§ **EXERCISE**: Every entry should come back exactly as written, minus the pictures.

§ **DATA UNDER STUDY**:

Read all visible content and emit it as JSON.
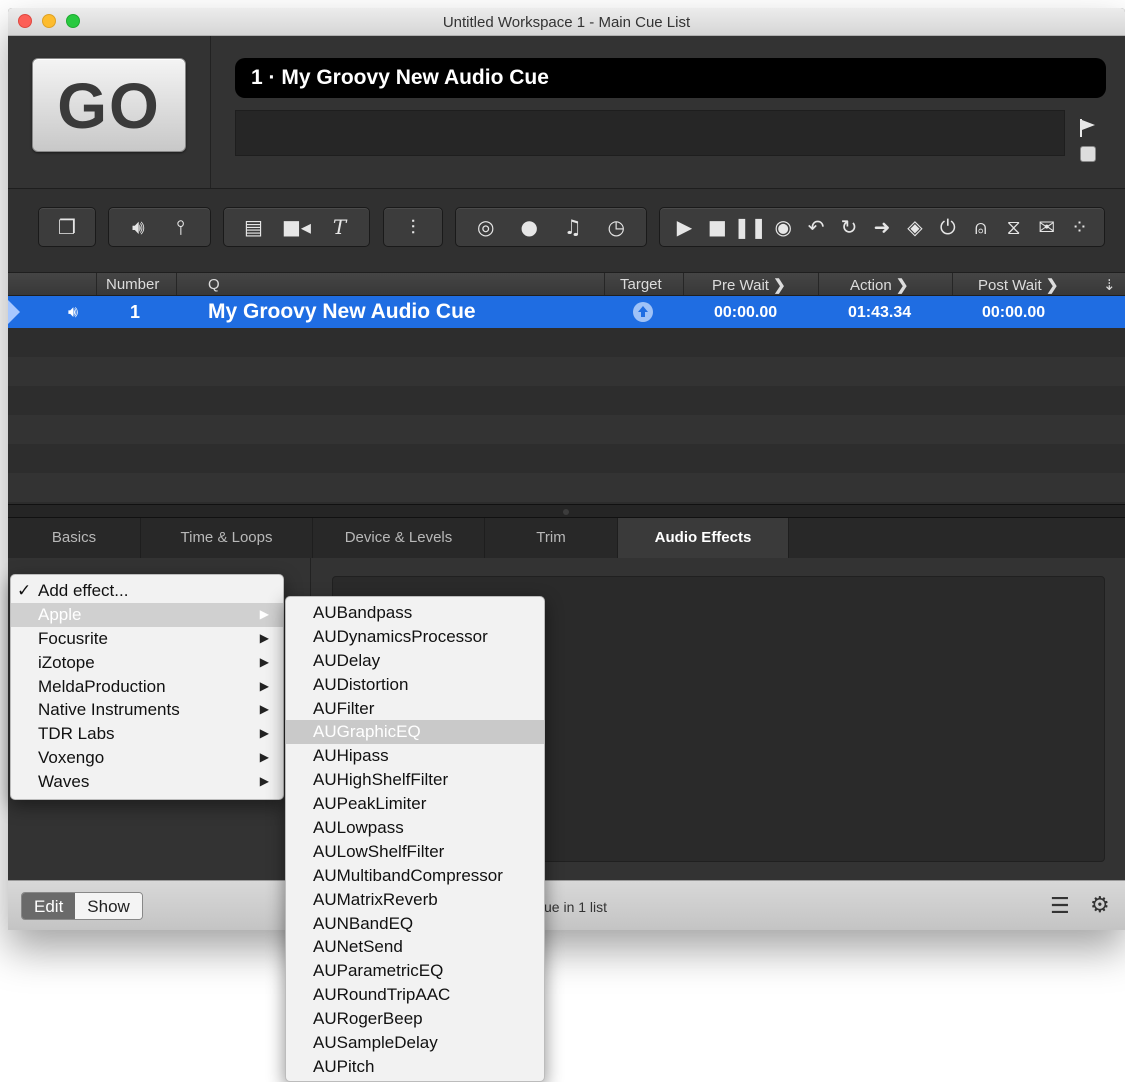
{
  "window": {
    "title": "Untitled Workspace 1 - Main Cue List"
  },
  "go": {
    "label": "GO"
  },
  "cue_title": "1 · My Groovy New Audio Cue",
  "columns": {
    "number": "Number",
    "q": "Q",
    "target": "Target",
    "pre_wait": "Pre Wait",
    "action": "Action",
    "post_wait": "Post Wait"
  },
  "cue": {
    "number": "1",
    "name": "My Groovy New Audio Cue",
    "pre_wait": "00:00.00",
    "action": "01:43.34",
    "post_wait": "00:00.00"
  },
  "tabs": [
    "Basics",
    "Time & Loops",
    "Device & Levels",
    "Trim",
    "Audio Effects"
  ],
  "active_tab": "Audio Effects",
  "add_effect_menu": {
    "header": "Add effect...",
    "items": [
      "Apple",
      "Focusrite",
      "iZotope",
      "MeldaProduction",
      "Native Instruments",
      "TDR Labs",
      "Voxengo",
      "Waves"
    ],
    "highlighted": "Apple"
  },
  "apple_submenu": {
    "items": [
      "AUBandpass",
      "AUDynamicsProcessor",
      "AUDelay",
      "AUDistortion",
      "AUFilter",
      "AUGraphicEQ",
      "AUHipass",
      "AUHighShelfFilter",
      "AUPeakLimiter",
      "AULowpass",
      "AULowShelfFilter",
      "AUMultibandCompressor",
      "AUMatrixReverb",
      "AUNBandEQ",
      "AUNetSend",
      "AUParametricEQ",
      "AURoundTripAAC",
      "AURogerBeep",
      "AUSampleDelay",
      "AUPitch"
    ],
    "highlighted": "AUGraphicEQ"
  },
  "statusbar": {
    "edit": "Edit",
    "show": "Show",
    "status": "ue in 1 list"
  },
  "colors": {
    "selection": "#1f6de2",
    "background": "#2c2c2c"
  },
  "icons": {
    "group1": [
      "group-icon"
    ],
    "group2": [
      "speaker-icon",
      "mic-icon"
    ],
    "group3": [
      "film-icon",
      "camera-icon",
      "text-icon"
    ],
    "group4": [
      "fader-icon"
    ],
    "group5": [
      "target-icon",
      "midi-icon",
      "music-note-icon",
      "clock-icon"
    ],
    "group6": [
      "play-icon",
      "stop-icon",
      "pause-icon",
      "record-icon",
      "undo-icon",
      "reload-icon",
      "arrow-right-icon",
      "devamp-icon",
      "power-icon",
      "goto-icon",
      "hourglass-icon",
      "memo-icon",
      "script-icon"
    ]
  }
}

§ **TASK RESPONSE**:
Read all visible content and emit it as JSON.
{
  "window": {
    "title": "Untitled Workspace 1 - Main Cue List"
  },
  "go": {
    "label": "GO"
  },
  "cue_title": "1 · My Groovy New Audio Cue",
  "columns": {
    "number": "Number",
    "q": "Q",
    "target": "Target",
    "pre_wait": "Pre Wait",
    "action": "Action",
    "post_wait": "Post Wait"
  },
  "cue": {
    "number": "1",
    "name": "My Groovy New Audio Cue",
    "pre_wait": "00:00.00",
    "action": "01:43.34",
    "post_wait": "00:00.00"
  },
  "tabs": [
    "Basics",
    "Time & Loops",
    "Device & Levels",
    "Trim",
    "Audio Effects"
  ],
  "active_tab": "Audio Effects",
  "add_effect_menu": {
    "header": "Add effect...",
    "items": [
      "Apple",
      "Focusrite",
      "iZotope",
      "MeldaProduction",
      "Native Instruments",
      "TDR Labs",
      "Voxengo",
      "Waves"
    ],
    "highlighted": "Apple"
  },
  "apple_submenu": {
    "items": [
      "AUBandpass",
      "AUDynamicsProcessor",
      "AUDelay",
      "AUDistortion",
      "AUFilter",
      "AUGraphicEQ",
      "AUHipass",
      "AUHighShelfFilter",
      "AUPeakLimiter",
      "AULowpass",
      "AULowShelfFilter",
      "AUMultibandCompressor",
      "AUMatrixReverb",
      "AUNBandEQ",
      "AUNetSend",
      "AUParametricEQ",
      "AURoundTripAAC",
      "AURogerBeep",
      "AUSampleDelay",
      "AUPitch"
    ],
    "highlighted": "AUGraphicEQ"
  },
  "statusbar": {
    "edit": "Edit",
    "show": "Show",
    "status": "ue in 1 list"
  },
  "colors": {
    "selection": "#1f6de2",
    "background": "#2c2c2c"
  },
  "icons": {
    "group1": [
      "group-icon"
    ],
    "group2": [
      "speaker-icon",
      "mic-icon"
    ],
    "group3": [
      "film-icon",
      "camera-icon",
      "text-icon"
    ],
    "group4": [
      "fader-icon"
    ],
    "group5": [
      "target-icon",
      "midi-icon",
      "music-note-icon",
      "clock-icon"
    ],
    "group6": [
      "play-icon",
      "stop-icon",
      "pause-icon",
      "record-icon",
      "undo-icon",
      "reload-icon",
      "arrow-right-icon",
      "devamp-icon",
      "power-icon",
      "goto-icon",
      "hourglass-icon",
      "memo-icon",
      "script-icon"
    ]
  }
}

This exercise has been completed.